“What’s this?” My husband said holding something at the top of the stairs. “Why was it in the trash?”
He walked down the steps holding it in his hand.
It was a picture. Of me, when I was fifteen. I remember it was taken by my friend during a sleep-over at her house. I’m just standing there with my duffle bag over my shoulder. And I have kind of an awkward smile. My clothes don’t fit right. My hair is puffy.
“I hate that picture,” I told him. That was why I threw it away when Selah ran upstairs with it the other day in her hand, when she and her dad were cleaning out the basement.
“No,” he said. “Don’t do that.”
“Do what?” I said.
“You don’t throw pictures of yourself away.
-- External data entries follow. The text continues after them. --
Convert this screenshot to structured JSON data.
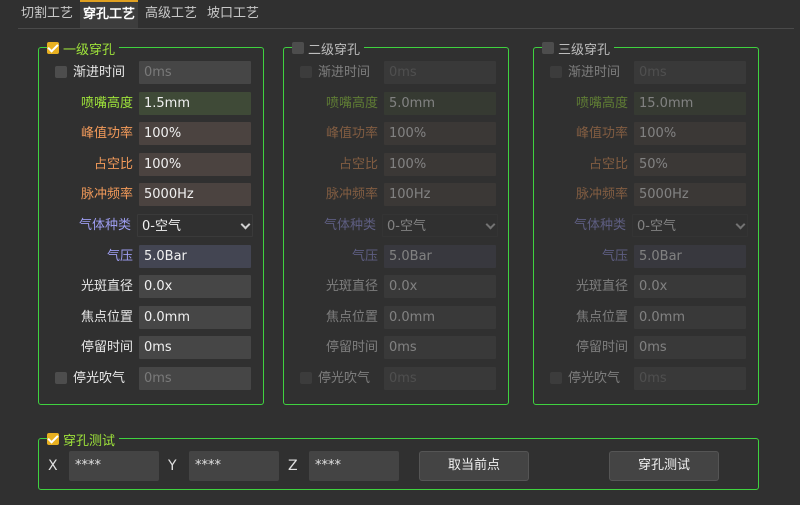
{
  "tabs": [
    "切割工艺",
    "穿孔工艺",
    "高级工艺",
    "坡口工艺"
  ],
  "active_tab": 1,
  "levels": [
    {
      "title": "一级穿孔",
      "checked": true,
      "ramp_label": "渐进时间",
      "ramp_value": "0ms",
      "height_label": "喷嘴高度",
      "height_value": "1.5mm",
      "power_label": "峰值功率",
      "power_value": "100%",
      "duty_label": "占空比",
      "duty_value": "100%",
      "freq_label": "脉冲频率",
      "freq_value": "5000Hz",
      "gas_label": "气体种类",
      "gas_value": "0-空气",
      "pressure_label": "气压",
      "pressure_value": "5.0Bar",
      "spot_label": "光斑直径",
      "spot_value": "0.0x",
      "focus_label": "焦点位置",
      "focus_value": "0.0mm",
      "dwell_label": "停留时间",
      "dwell_value": "0ms",
      "blow_label": "停光吹气",
      "blow_value": "0ms"
    },
    {
      "title": "二级穿孔",
      "checked": false,
      "ramp_label": "渐进时间",
      "ramp_value": "0ms",
      "height_label": "喷嘴高度",
      "height_value": "5.0mm",
      "power_label": "峰值功率",
      "power_value": "100%",
      "duty_label": "占空比",
      "duty_value": "100%",
      "freq_label": "脉冲频率",
      "freq_value": "100Hz",
      "gas_label": "气体种类",
      "gas_value": "0-空气",
      "pressure_label": "气压",
      "pressure_value": "5.0Bar",
      "spot_label": "光斑直径",
      "spot_value": "0.0x",
      "focus_label": "焦点位置",
      "focus_value": "0.0mm",
      "dwell_label": "停留时间",
      "dwell_value": "0ms",
      "blow_label": "停光吹气",
      "blow_value": "0ms"
    },
    {
      "title": "三级穿孔",
      "checked": false,
      "ramp_label": "渐进时间",
      "ramp_value": "0ms",
      "height_label": "喷嘴高度",
      "height_value": "15.0mm",
      "power_label": "峰值功率",
      "power_value": "100%",
      "duty_label": "占空比",
      "duty_value": "50%",
      "freq_label": "脉冲频率",
      "freq_value": "5000Hz",
      "gas_label": "气体种类",
      "gas_value": "0-空气",
      "pressure_label": "气压",
      "pressure_value": "5.0Bar",
      "spot_label": "光斑直径",
      "spot_value": "0.0x",
      "focus_label": "焦点位置",
      "focus_value": "0.0mm",
      "dwell_label": "停留时间",
      "dwell_value": "0ms",
      "blow_label": "停光吹气",
      "blow_value": "0ms"
    }
  ],
  "test": {
    "title": "穿孔测试",
    "checked": true,
    "x_label": "X",
    "x_value": "****",
    "y_label": "Y",
    "y_value": "****",
    "z_label": "Z",
    "z_value": "****",
    "get_point_label": "取当前点",
    "test_button_label": "穿孔测试"
  },
  "colors": {
    "group_border": "#3fd23f",
    "accent_tab": "#e0a020",
    "checkbox_on": "#e8b020",
    "label_green": "#9ee33a",
    "label_orange": "#f29a5a",
    "label_purple": "#9d9df0"
  }
}
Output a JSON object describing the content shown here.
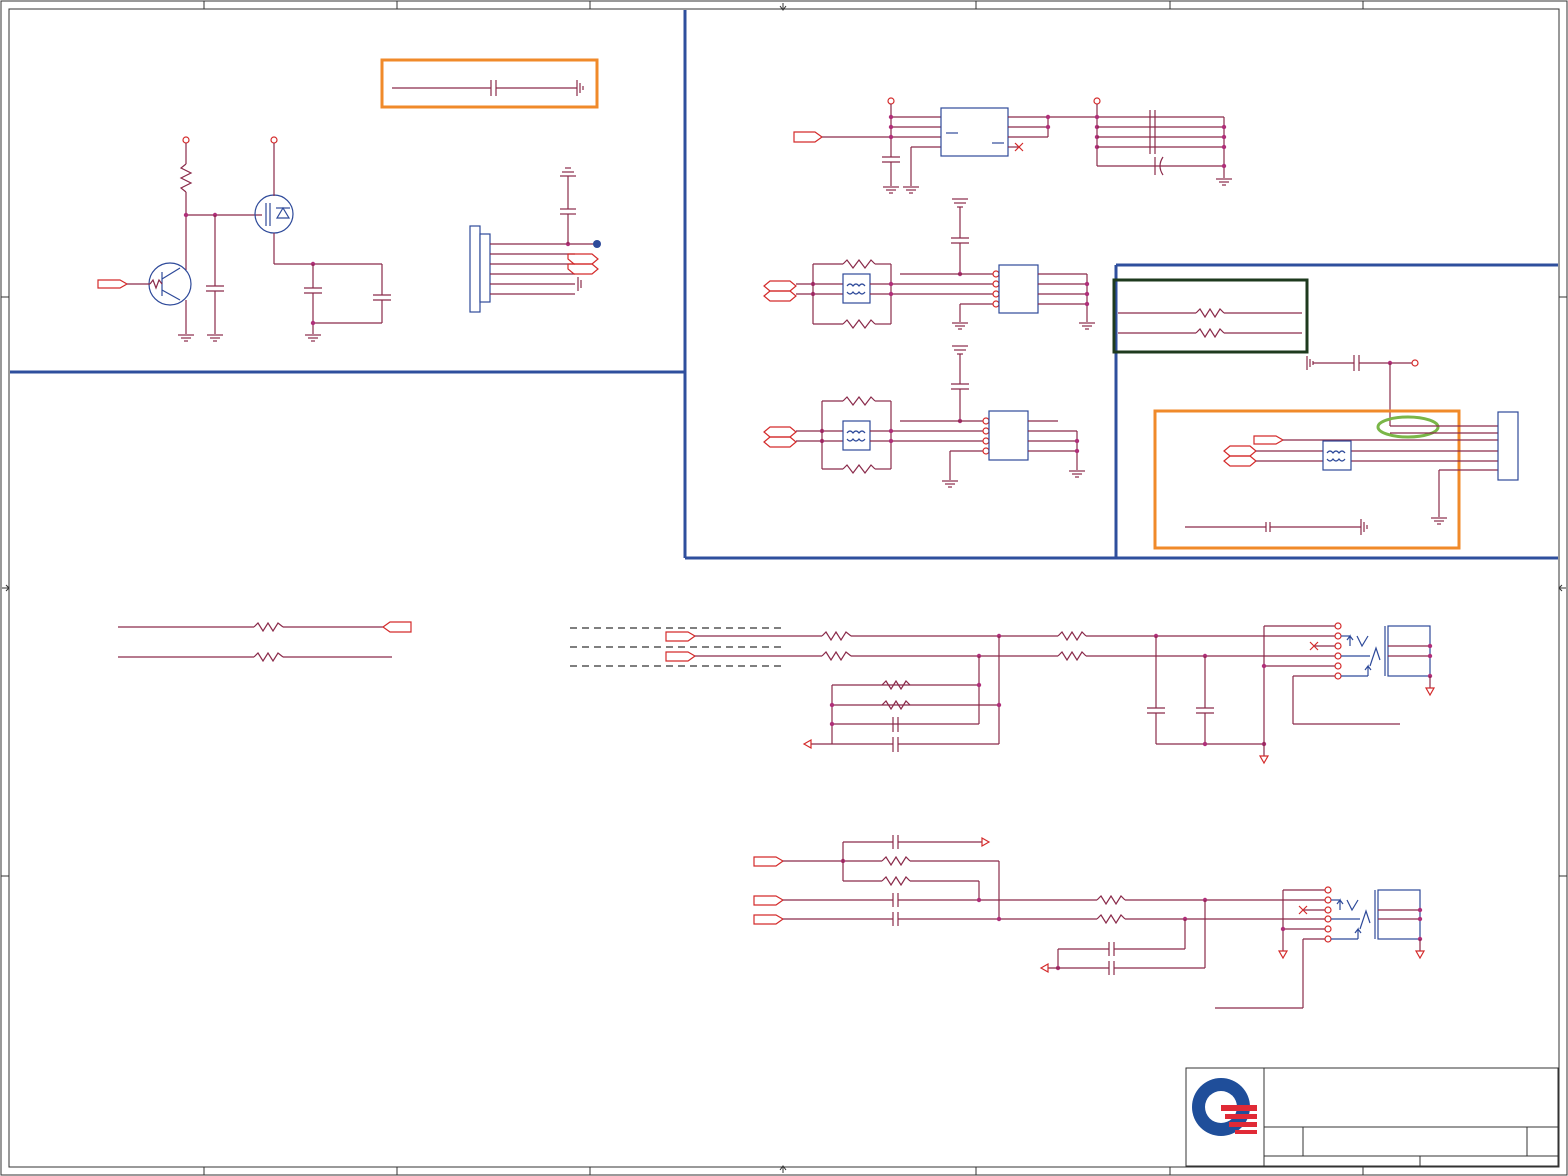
{
  "page": {
    "background": "#ffffff",
    "colors": {
      "wire": "#8a2a4a",
      "pin": "#d42b2b",
      "symbol": "#2e4a9a",
      "junction": "#b0307a",
      "section_border": "#2f4f9d",
      "highlight_orange": "#f08a2a",
      "highlight_dark_green": "#1e3a1e",
      "highlight_green": "#7ab648",
      "logo_blue": "#1f4e9a",
      "logo_red": "#e02a36"
    }
  },
  "title_block": {
    "logo": "company-logo-mark"
  }
}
We don’t do that. We keep them. These are memories, Bekah. Someday people will want to look back on pictures of us–even if we didn’t like them.”
I never knew he felt this way. Or that he had such great conviction about it. My daughter didn’t see me shove it into the trash.
But he saw it in there, the next day, in the little wastebasket in our bedroom.
And he reached down, and pulled it out.
He pulled me out of the garbage.
And isn’t this just what Jesus does?
We throw ourselves away. We bury ourselves under the garbage. We wish away some of our years. Wishing they never happened. Not even wanting to remember. Who we were, or how we looked then.
We just want to forget.
He loves us. We are precious to Him. And He carefully reaches into the garbage, and pulls out that picture of us. Looks at it with love. Cherishing the awkward smile, loving the puffy hair. Loving the girl under those ill-fitting clothes. And all the confusion of who we were. And wanted to be.
Holds us against His warm chest. And whispers, so gently, and so firmly, “Don’t do that.”
“Don’t throw yourself away. Not ever.”